We also talked to a coach in Brighton, England, who is a licensed psychotherapist (in Germany) and it was one of those great conversations that slashed through mental knots with a surprising economy of effort. The gist was that she believed, rightly so, that we’d been looking at a problem too narrowly—and the best solution had a wider scope than we’d been considering. All this to say: We will change the name of the “Therapy” service category, but it’s not a matter of switching it to “Coaching,” because many people will assume we’re talking about writing coaching, and what we’re aiming at is something deeper, something that could speak to the person making the book as a thinking, feeling, sometimes hurting person, not just as craftsperson, professional, or artist.

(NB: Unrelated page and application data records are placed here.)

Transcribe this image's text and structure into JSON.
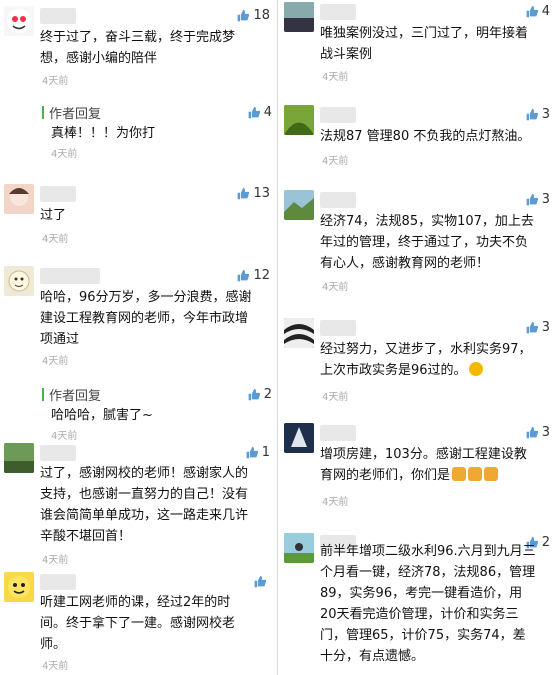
{
  "left": [
    {
      "likes": "18",
      "lines": "终于过了，奋斗三载，终于完成梦\n想，感谢小编的陪伴",
      "time": "4天前",
      "reply": {
        "tag": "作者回复",
        "likes": "4",
        "text": "真棒！！！为你打",
        "time": "4天前"
      }
    },
    {
      "likes": "13",
      "lines": "过了",
      "time": "4天前"
    },
    {
      "likes": "12",
      "lines": "哈哈，96分万岁，多一分浪费，感谢\n建设工程教育网的老师，今年市政增\n项通过",
      "time": "4天前",
      "reply": {
        "tag": "作者回复",
        "likes": "2",
        "text": "哈哈哈，腻害了~",
        "time": "4天前"
      }
    },
    {
      "likes": "1",
      "lines": "过了，感谢网校的老师！感谢家人的\n支持，也感谢一直努力的自己！没有\n谁会简简单单成功，这一路走来几许\n辛酸不堪回首！",
      "time": "4天前"
    },
    {
      "likes": "",
      "lines": "听建工网老师的课，经过2年的时\n间。终于拿下了一建。感谢网校老\n师。",
      "time": "4天前"
    }
  ],
  "right": [
    {
      "likes": "4",
      "lines": "唯独案例没过，三门过了，明年接着\n战斗案例",
      "time": "4天前"
    },
    {
      "likes": "3",
      "lines": "法规87 管理80 不负我的点灯熬油。",
      "time": "4天前"
    },
    {
      "likes": "3",
      "lines": "经济74，法规85，实物107，加上去\n年过的管理，终于通过了，功夫不负\n有心人，感谢教育网的老师！",
      "time": "4天前"
    },
    {
      "likes": "3",
      "lines": "经过努力，又进步了，水利实务97，\n上次市政实务是96过的。",
      "time": "4天前"
    },
    {
      "likes": "3",
      "lines": "增项房建，103分。感谢工程建设教\n育网的老师们，你们是",
      "time": "4天前"
    },
    {
      "likes": "2",
      "lines": "前半年增项二级水利96.六月到九月三\n个月看一键，经济78，法规86，管理\n89，实务96，考完一键看造价，用\n20天看完造价管理，计价和实务三\n门，管理65，计价75，实务74，差\n十分，有点遗憾。",
      "time": "4天前"
    }
  ]
}
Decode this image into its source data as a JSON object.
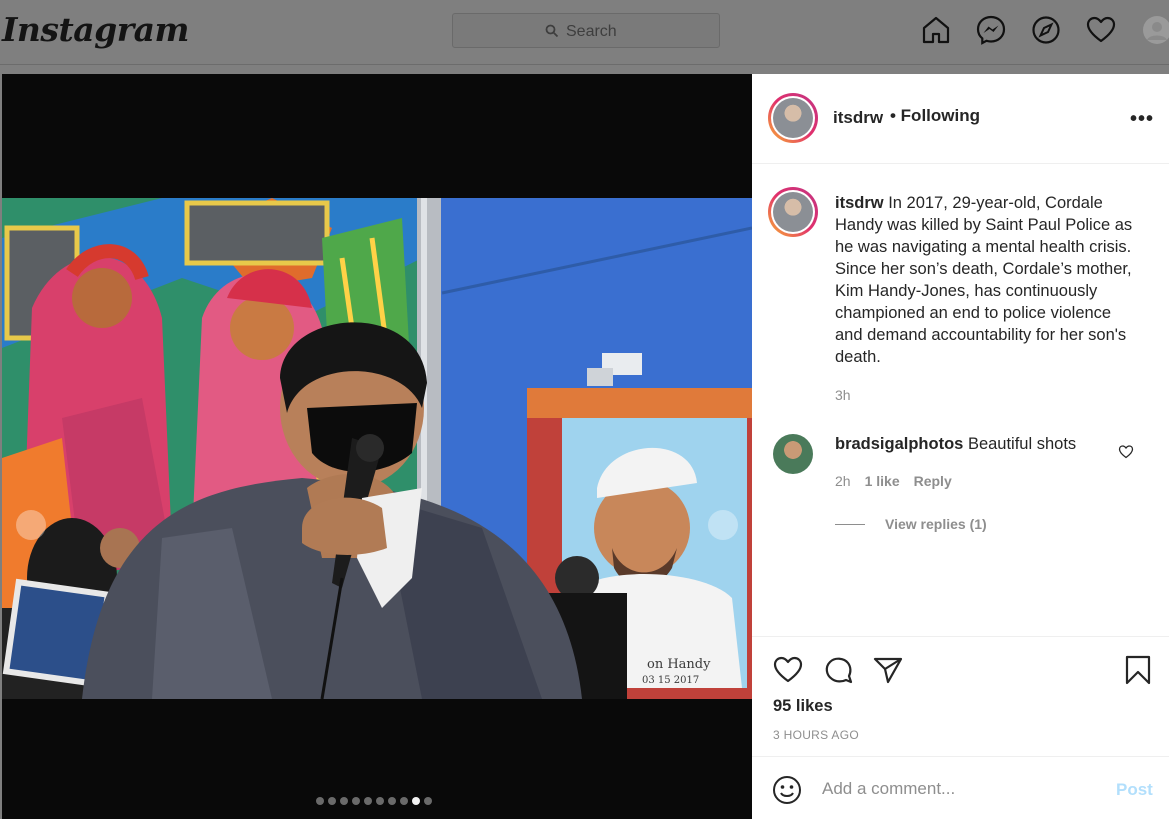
{
  "nav": {
    "logo": "Instagram",
    "search_placeholder": "Search",
    "icons": [
      "home-icon",
      "messenger-icon",
      "explore-icon",
      "activity-heart-icon",
      "profile-avatar"
    ]
  },
  "media": {
    "carousel_count": 10,
    "active_index": 8,
    "photo_text": "on Handy",
    "photo_date": "03 15 2017"
  },
  "post": {
    "username": "itsdrw",
    "following_label": "• Following",
    "more_label": "•••"
  },
  "caption": {
    "username": "itsdrw",
    "text": "In 2017, 29-year-old, Cordale Handy was killed by Saint Paul Police as he was navigating a mental health crisis. Since her son’s death, Cordale’s mother, Kim Handy-Jones, has continuously championed an end to police violence and demand accountability for her son's death.",
    "time": "3h"
  },
  "comments": [
    {
      "username": "bradsigalphotos",
      "text": "Beautiful shots",
      "time": "2h",
      "likes": "1 like",
      "reply_label": "Reply",
      "view_replies": "View replies (1)"
    }
  ],
  "footer": {
    "likes": "95 likes",
    "timestamp": "3 HOURS AGO",
    "comment_placeholder": "Add a comment...",
    "post_label": "Post"
  },
  "colors": {
    "accent_post_disabled": "#b2dffc",
    "secondary_text": "#8e8e8e"
  }
}
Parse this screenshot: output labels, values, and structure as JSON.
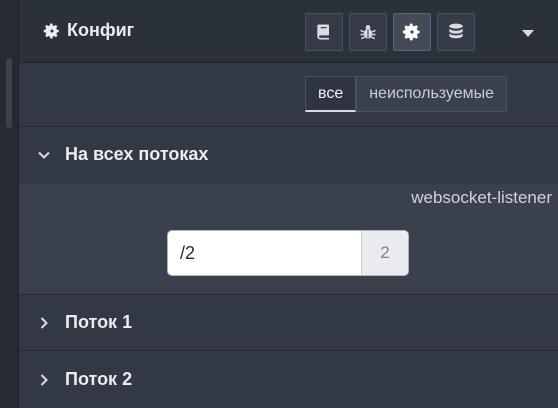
{
  "header": {
    "title": "Конфиг",
    "tabs": [
      {
        "icon": "book-icon",
        "active": false
      },
      {
        "icon": "bug-icon",
        "active": false
      },
      {
        "icon": "gear-icon",
        "active": true
      },
      {
        "icon": "database-icon",
        "active": false
      }
    ],
    "menu_icon": "caret-down-icon"
  },
  "filter": {
    "all_label": "все",
    "unused_label": "неиспользуемые",
    "selected": "все"
  },
  "sections": {
    "global": {
      "label": "На всех потоках",
      "expanded": true,
      "node_type": "websocket-listener",
      "node": {
        "label": "/2",
        "count": "2"
      }
    },
    "flow1": {
      "label": "Поток 1",
      "expanded": false
    },
    "flow2": {
      "label": "Поток 2",
      "expanded": false
    }
  },
  "colors": {
    "panel_bg": "#323945",
    "header_bg": "#2b313b",
    "text": "#e9ecf0",
    "node_bg": "#ffffff"
  }
}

By way of illustration: When I handed in the manuscript of my last book to my publisher, and was semi-enjoying those months of waiting for editor’s comments and page proofs, my publisher wanted to talk about publicity and social media strategy, and I wasn’t ready for it. I needed to have a conversation far further upstream. I needed to have roughly five conversations about other matters before I could talk about self-promotion. But those aren’t conversations you can easily have with your publisher. They literally don’t have time for it. So my thinking with EDITH was that we needed to make it OK for an author not to be totally together, poised to conquer the world. We should acknowledge that not everyone comes to the point of publication with the support they need, and sometimes their need has more to do with mental or emotional health than with financial resources or having enough hours in the day in which to tweet effectively. 

In other EDITH news:

  • We are making small improvements to the listing wizard. It’s incredible the number of tiny things that have to go right for a web page not to look a bit “off.” Just so, so many. But we’re getting there.
  • A few of you have questions about pricing, which underscores the need to revamp the How It Works and About pages, and perhaps add another. It’s something we’ve wanted to do for a while, and your suggestions are most welcome. Just a reminder here that the EDITH commission fee is 6% as opposed to the 10% and even 20% seen elsewhere.
  • The project manager on our technical team, Kate, is leaving us to work on sites built on the WordPress “tech stack” (this is developer-speak for “you don’t know what I’m talking about”). We’ll miss her but have confidence we’ll cross paths again.
  • On the horizon: gift-card integration. Would it be fun to receive, say, a book cover design as a present? It’s one way to sidestep the supply chain breakdown we’ve been promised in time for the holidays.

Mood around the office lately:

Thanks for reading, and please be in touch with any questions or concerns. If some aspect of EDITH is not working for you, let us know. If there’s a feature you want to see, let us know that also.